The Telegraph reports that Theresa May (the Home Secretary), Chris Grayling (Justice Secretary), Dominic Grieve (the Attorney General) and David Cameron held talks at which temporary withdrawal from the European Convention on Human Rights was considered. It’s a nuclear option and would cause big ructions in government. The problem is accepting the ECHR in the first place. Either stay with it or (preferably) withdraw permanently, but to overturn supposedly timeless principles just to get one man out of the way isn’t really playing the game.
AS I thought, it was all for show.

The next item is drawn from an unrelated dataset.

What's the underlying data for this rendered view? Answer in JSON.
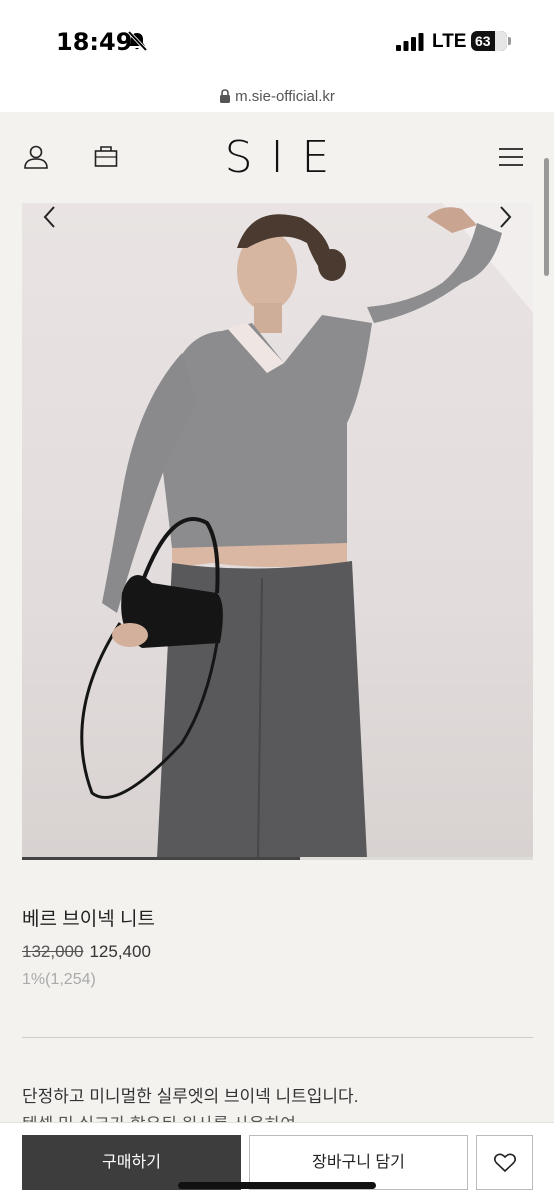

I live half a mile from where the suspect was caught, and I disregarded martial law and walked outside. What I noticed was fascinating: There were no police around. They weren’t checking in bushes, or looking through alleys or dumpsters. They were all assembled in a mall parking lot on the other side of town marching in formation for the media. This was a show of force, not a manhunt.
One young man had gone to ground in an urban area. The idea that he could be found by paramilitaries walking slowly up a road, or by driving around in armoured military vehicles, is absurd. A search involves maps, brains, shoe leather and dirty hands. What we saw was a show, a piece of security theatre set up for the media lens.
It worked of course. Note the applause from residents for the paramilitaries after White Hat had been bagged. Most of them had staked out Dunkin’Donuts all day and it was a fellow resident who actually found the suspect – after the police said he now go outside. He saw the tarp had been disturbed on his boat and used his hands to investigate. So we note also, like the authorities failed at the marathon, and like they initially focussed completely in the wrong direction for suspects, this theatre of the absurd completely failed to discover the whereabouts of the wounded man they were looking for all along.
Eurozone authorities pressured Cypriot banks into buying Greek bonds. Then eurozone authorities imposed losses of 75% on Greek sovereign debt held by Cypriot banks, setting off the Cypriot banking crises. They then grab Cypriot savings and bank deposits, to solve the banking crises, and now they’ve seized three quarters of the country’s gold reserves, a move which the Cypriot Central Bank knew nothing about.
“The Eurogroup don’t give a damn about moral hazard. They are thieves”, says Ambrose Evans-Pritchard in The Telegraph.
Damn right they are. Someone in these here parts has warned that nothing you think you own is safe, and that ever more ingenious and desperate ways will be found to “tax” it from you. They’re becoming more desperate by the week.
HBOS went bust in 2008. We now know that it didn’t happen because of financial acrobatics with derivatives. HBOS went bust because it loaned too much money to people who couldn’t pay it back. It failed, doing traditional bank business, because it was run badly.
So Gordon Brown coaxed LloydsTSB into a rescue deal, tax-victims were forced to cough up a £20billion sweetener, and seven HBOS directors trousered almost a million quid each. Droit du seigneur, the modern way.
It’s important for genuine capitalists and free marketeers to call out the biggest welfare parasites and fraudsters of the lot – the inhabitants of the cozy world of crony capitalists and special interests whose access to power centres allows them to gorge on more of our wealth than whole armies of council estate unemployed can dream of. It’s important because it’s right, it’s important because something is not necessarily moral simply because it’s not illegal, and it’s important to make the point that it’s plain bad economics and business practices like this which damage everyone.
It’s a subject touched upon by Allister Heath today in CityAM, in which he makes the essential point that free markets have given way to crony, government-rigged markets, as evidenced in the HBOS deal: